In the Middle Monday is where I review books written for the middle school audience.
In this funny, uncannily wise portrait of the dynamics of a sixth-grade class and of the greatness that sometimes comes in unlikely packages, Dwight, a loser, talks to his classmates via an origami finger puppet of Yoda. If that weren’t strange enough, the puppet is uncannily wise and prescient. Origami Yoda predicts the date of a pop quiz, guesses who stole the classroom Shakespeare bust, and saves a classmate from popularity-crushing embarrassment with some well-timed advice. Dwight’s classmate Tommy wonders how Yoda can be so smart when Dwight himself is so clueless. With contributions from his puzzled classmates, he assembles the case file that forms this novel.(Publisher's summary from Goodreads)
The Strange Case of Origami Yoda by Tom Angleberger recently won the Cybils 2010 Award for Middle School Fiction. Being a middle school teacher, naturally I was interested in reading the book that made it through several rounds of judging to win this prestigious award. While I enjoyed the book, I must admit I am a little baffled at how the book manages to represent the best in 2010 middle school fiction.
Far from being an expert of middle school literature, one thing I have noticed in my 17 years of teaching middle school reading is that many middle school authors tend to forget that middle school starts in sixth grade (ages 10-11) and ends in eighth (ages 13-14). There is a huge disparity between sixth and eighth graders’ reading tastes, so I do understand that writing a book that appeals to all three grades is a difficult job. The Strange Case of Origami Yoda fits quite well in sixth grade and I believe it would appeal to fourth and fifth graders (elementary) too. I also think that a certain amount of seventh graders, particularly the reluctant readers, will embrace the humor, short chapters, and funny illustrations. I did, however, have a difficult time seeing how this book won over a Newberry winner (Moon Over Manifest) or several other books nominated in the middle school category that would have had a wider appeal to all three grade levels.
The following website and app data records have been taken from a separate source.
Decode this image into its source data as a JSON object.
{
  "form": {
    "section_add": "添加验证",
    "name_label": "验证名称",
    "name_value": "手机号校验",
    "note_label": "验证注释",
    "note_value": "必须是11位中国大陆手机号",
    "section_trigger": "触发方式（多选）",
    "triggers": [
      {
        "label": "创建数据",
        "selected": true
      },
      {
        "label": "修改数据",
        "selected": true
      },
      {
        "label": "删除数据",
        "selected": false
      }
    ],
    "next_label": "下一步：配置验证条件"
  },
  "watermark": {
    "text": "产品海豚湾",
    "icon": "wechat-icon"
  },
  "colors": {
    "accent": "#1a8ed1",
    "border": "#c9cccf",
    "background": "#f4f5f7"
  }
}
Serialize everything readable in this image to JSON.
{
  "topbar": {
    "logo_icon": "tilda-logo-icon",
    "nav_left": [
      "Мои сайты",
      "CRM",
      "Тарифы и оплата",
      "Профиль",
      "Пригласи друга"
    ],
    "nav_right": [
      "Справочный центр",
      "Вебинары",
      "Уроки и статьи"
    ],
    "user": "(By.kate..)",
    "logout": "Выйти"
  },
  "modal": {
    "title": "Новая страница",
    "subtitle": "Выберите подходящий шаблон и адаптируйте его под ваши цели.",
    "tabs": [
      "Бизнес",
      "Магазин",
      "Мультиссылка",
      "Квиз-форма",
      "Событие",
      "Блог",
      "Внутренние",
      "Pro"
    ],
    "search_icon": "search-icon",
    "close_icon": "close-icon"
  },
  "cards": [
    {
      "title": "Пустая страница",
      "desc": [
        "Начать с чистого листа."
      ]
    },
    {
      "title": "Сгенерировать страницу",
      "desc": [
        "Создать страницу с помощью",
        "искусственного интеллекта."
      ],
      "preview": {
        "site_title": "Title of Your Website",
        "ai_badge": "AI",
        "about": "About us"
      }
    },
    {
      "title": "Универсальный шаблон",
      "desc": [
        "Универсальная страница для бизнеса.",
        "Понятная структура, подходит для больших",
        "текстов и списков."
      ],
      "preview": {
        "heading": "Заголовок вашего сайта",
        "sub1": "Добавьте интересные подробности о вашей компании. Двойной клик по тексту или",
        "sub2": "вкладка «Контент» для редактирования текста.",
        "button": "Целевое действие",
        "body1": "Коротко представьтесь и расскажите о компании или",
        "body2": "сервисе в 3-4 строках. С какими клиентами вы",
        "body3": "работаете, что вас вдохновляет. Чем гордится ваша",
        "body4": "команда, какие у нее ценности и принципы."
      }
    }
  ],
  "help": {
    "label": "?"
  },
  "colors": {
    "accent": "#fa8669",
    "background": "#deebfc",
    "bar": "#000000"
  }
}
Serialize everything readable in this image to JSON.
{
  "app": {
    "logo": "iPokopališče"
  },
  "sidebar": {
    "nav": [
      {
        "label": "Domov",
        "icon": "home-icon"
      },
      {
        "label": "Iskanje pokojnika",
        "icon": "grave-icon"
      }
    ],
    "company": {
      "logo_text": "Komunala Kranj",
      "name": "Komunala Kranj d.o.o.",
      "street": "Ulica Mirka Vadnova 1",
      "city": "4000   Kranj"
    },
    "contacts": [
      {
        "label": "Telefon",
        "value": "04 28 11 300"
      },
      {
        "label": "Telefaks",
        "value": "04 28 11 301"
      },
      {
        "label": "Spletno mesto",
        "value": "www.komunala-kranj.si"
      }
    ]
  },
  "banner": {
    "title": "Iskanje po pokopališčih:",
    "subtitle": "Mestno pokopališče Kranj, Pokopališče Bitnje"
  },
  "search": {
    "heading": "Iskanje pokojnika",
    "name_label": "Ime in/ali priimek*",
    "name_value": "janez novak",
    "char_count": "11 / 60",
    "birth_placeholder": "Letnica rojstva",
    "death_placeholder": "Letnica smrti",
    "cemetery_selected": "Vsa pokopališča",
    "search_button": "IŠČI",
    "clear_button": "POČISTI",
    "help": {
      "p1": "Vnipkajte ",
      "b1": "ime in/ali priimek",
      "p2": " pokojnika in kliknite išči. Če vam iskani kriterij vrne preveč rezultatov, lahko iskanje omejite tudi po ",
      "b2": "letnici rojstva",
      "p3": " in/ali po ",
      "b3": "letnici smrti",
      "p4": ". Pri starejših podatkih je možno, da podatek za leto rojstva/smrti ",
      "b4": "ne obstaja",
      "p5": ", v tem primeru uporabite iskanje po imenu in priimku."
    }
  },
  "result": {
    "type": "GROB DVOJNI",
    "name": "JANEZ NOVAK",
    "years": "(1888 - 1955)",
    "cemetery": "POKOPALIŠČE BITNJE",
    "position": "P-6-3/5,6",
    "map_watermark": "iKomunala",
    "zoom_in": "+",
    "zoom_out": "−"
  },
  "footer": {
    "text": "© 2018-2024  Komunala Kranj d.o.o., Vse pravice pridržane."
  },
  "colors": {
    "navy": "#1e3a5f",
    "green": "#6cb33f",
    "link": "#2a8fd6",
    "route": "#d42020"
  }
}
Still if you have a kid who loved Diary of a Wimpy Kid, then I am certain that Angelberger’s book will be a hit. The maturity level of the characters accurately represent most sixth grade boys and the conflicts while mostly superficial do have some lessons to impart especially about fitting in, or in Dwight’s case how not fitting in is okay too. While I do not see many middle school girls gravitating to this book, those who do will easily recognize character traits and antics of sixth grade boys they go to school with and enjoy the mostly guy humor therein. I am just not convinced that this is the best example of 2010 middle grade fiction.